Dataset excerpts:
----------------------------------------
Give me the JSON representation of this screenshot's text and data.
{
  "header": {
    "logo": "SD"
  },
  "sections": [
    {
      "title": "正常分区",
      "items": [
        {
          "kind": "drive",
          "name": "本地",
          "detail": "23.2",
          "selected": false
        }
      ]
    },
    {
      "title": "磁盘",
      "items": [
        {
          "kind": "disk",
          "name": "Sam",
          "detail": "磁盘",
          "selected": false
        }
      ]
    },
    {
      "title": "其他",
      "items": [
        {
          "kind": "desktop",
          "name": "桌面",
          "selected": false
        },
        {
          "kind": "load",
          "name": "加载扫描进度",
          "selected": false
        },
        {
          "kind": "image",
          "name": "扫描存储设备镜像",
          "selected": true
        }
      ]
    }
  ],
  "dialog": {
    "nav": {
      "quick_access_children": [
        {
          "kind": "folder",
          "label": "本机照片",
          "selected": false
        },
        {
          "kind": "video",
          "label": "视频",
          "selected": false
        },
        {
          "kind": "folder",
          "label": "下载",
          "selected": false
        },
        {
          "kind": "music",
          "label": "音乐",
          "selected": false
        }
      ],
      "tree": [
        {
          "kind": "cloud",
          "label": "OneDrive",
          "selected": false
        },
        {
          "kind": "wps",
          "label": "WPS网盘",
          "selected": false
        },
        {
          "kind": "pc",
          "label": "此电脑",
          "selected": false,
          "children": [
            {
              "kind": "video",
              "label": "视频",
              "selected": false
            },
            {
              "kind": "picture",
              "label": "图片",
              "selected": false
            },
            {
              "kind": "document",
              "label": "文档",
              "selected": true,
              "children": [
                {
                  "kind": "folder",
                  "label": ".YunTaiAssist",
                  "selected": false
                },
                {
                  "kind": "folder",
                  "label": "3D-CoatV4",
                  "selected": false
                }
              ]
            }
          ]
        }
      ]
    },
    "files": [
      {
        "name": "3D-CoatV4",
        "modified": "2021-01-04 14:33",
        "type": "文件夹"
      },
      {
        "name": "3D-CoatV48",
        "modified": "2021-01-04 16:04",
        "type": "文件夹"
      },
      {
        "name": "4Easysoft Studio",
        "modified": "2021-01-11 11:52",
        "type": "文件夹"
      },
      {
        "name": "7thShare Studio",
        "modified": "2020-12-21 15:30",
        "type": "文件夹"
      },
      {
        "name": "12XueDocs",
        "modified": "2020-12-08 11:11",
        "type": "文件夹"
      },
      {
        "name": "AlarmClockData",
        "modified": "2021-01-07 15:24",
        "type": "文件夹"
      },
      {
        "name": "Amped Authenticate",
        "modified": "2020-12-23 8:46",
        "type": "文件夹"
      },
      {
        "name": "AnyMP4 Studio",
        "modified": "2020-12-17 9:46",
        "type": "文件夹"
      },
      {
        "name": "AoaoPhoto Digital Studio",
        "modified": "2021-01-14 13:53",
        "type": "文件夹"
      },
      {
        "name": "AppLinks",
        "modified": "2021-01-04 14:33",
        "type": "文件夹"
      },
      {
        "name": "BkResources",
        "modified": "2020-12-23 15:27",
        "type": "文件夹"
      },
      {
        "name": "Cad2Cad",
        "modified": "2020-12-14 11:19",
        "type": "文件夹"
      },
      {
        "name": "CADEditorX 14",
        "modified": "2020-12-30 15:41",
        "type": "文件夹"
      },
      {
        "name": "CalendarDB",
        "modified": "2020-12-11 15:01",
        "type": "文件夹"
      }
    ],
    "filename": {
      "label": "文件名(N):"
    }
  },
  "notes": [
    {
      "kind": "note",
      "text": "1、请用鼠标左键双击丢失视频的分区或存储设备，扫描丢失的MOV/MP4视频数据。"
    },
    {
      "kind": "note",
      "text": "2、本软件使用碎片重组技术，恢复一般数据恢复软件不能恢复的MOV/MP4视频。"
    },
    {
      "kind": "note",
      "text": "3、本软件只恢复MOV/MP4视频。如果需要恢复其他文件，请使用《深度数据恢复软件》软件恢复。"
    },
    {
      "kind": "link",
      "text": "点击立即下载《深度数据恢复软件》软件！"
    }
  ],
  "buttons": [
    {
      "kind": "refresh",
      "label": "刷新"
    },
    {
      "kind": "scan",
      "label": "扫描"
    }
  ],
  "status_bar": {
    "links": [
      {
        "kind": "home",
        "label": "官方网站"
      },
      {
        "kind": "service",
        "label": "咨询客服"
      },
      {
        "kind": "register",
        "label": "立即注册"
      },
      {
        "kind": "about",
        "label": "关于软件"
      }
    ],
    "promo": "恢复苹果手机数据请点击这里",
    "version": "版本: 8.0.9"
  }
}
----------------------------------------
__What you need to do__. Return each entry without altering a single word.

__Response to this task__.
Give me the JSON representation of this screenshot's text and data.
{
  "header": {
    "logo": "SD"
  },
  "sections": [
    {
      "title": "正常分区",
      "items": [
        {
          "kind": "drive",
          "name": "本地",
          "detail": "23.2",
          "selected": false
        }
      ]
    },
    {
      "title": "磁盘",
      "items": [
        {
          "kind": "disk",
          "name": "Sam",
          "detail": "磁盘",
          "selected": false
        }
      ]
    },
    {
      "title": "其他",
      "items": [
        {
          "kind": "desktop",
          "name": "桌面",
          "selected": false
        },
        {
          "kind": "load",
          "name": "加载扫描进度",
          "selected": false
        },
        {
          "kind": "image",
          "name": "扫描存储设备镜像",
          "selected": true
        }
      ]
    }
  ],
  "dialog": {
    "nav": {
      "quick_access_children": [
        {
          "kind": "folder",
          "label": "本机照片",
          "selected": false
        },
        {
          "kind": "video",
          "label": "视频",
          "selected": false
        },
        {
          "kind": "folder",
          "label": "下载",
          "selected": false
        },
        {
          "kind": "music",
          "label": "音乐",
          "selected": false
        }
      ],
      "tree": [
        {
          "kind": "cloud",
          "label": "OneDrive",
          "selected": false
        },
        {
          "kind": "wps",
          "label": "WPS网盘",
          "selected": false
        },
        {
          "kind": "pc",
          "label": "此电脑",
          "selected": false,
          "children": [
            {
              "kind": "video",
              "label": "视频",
              "selected": false
            },
            {
              "kind": "picture",
              "label": "图片",
              "selected": false
            },
            {
              "kind": "document",
              "label": "文档",
              "selected": true,
              "children": [
                {
                  "kind": "folder",
                  "label": ".YunTaiAssist",
                  "selected": false
                },
                {
                  "kind": "folder",
                  "label": "3D-CoatV4",
                  "selected": false
                }
              ]
            }
          ]
        }
      ]
    },
    "files": [
      {
        "name": "3D-CoatV4",
        "modified": "2021-01-04 14:33",
        "type": "文件夹"
      },
      {
        "name": "3D-CoatV48",
        "modified": "2021-01-04 16:04",
        "type": "文件夹"
      },
      {
        "name": "4Easysoft Studio",
        "modified": "2021-01-11 11:52",
        "type": "文件夹"
      },
      {
        "name": "7thShare Studio",
        "modified": "2020-12-21 15:30",
        "type": "文件夹"
      },
      {
        "name": "12XueDocs",
        "modified": "2020-12-08 11:11",
        "type": "文件夹"
      },
      {
        "name": "AlarmClockData",
        "modified": "2021-01-07 15:24",
        "type": "文件夹"
      },
      {
        "name": "Amped Authenticate",
        "modified": "2020-12-23 8:46",
        "type": "文件夹"
      },
      {
        "name": "AnyMP4 Studio",
        "modified": "2020-12-17 9:46",
        "type": "文件夹"
      },
      {
        "name": "AoaoPhoto Digital Studio",
        "modified": "2021-01-14 13:53",
        "type": "文件夹"
      },
      {
        "name": "AppLinks",
        "modified": "2021-01-04 14:33",
        "type": "文件夹"
      },
      {
        "name": "BkResources",
        "modified": "2020-12-23 15:27",
        "type": "文件夹"
      },
      {
        "name": "Cad2Cad",
        "modified": "2020-12-14 11:19",
        "type": "文件夹"
      },
      {
        "name": "CADEditorX 14",
        "modified": "2020-12-30 15:41",
        "type": "文件夹"
      },
      {
        "name": "CalendarDB",
        "modified": "2020-12-11 15:01",
        "type": "文件夹"
      }
    ],
    "filename": {
      "label": "文件名(N):"
    }
  },
  "notes": [
    {
      "kind": "note",
      "text": "1、请用鼠标左键双击丢失视频的分区或存储设备，扫描丢失的MOV/MP4视频数据。"
    },
    {
      "kind": "note",
      "text": "2、本软件使用碎片重组技术，恢复一般数据恢复软件不能恢复的MOV/MP4视频。"
    },
    {
      "kind": "note",
      "text": "3、本软件只恢复MOV/MP4视频。如果需要恢复其他文件，请使用《深度数据恢复软件》软件恢复。"
    },
    {
      "kind": "link",
      "text": "点击立即下载《深度数据恢复软件》软件！"
    }
  ],
  "buttons": [
    {
      "kind": "refresh",
      "label": "刷新"
    },
    {
      "kind": "scan",
      "label": "扫描"
    }
  ],
  "status_bar": {
    "links": [
      {
        "kind": "home",
        "label": "官方网站"
      },
      {
        "kind": "service",
        "label": "咨询客服"
      },
      {
        "kind": "register",
        "label": "立即注册"
      },
      {
        "kind": "about",
        "label": "关于软件"
      }
    ],
    "promo": "恢复苹果手机数据请点击这里",
    "version": "版本: 8.0.9"
  }
}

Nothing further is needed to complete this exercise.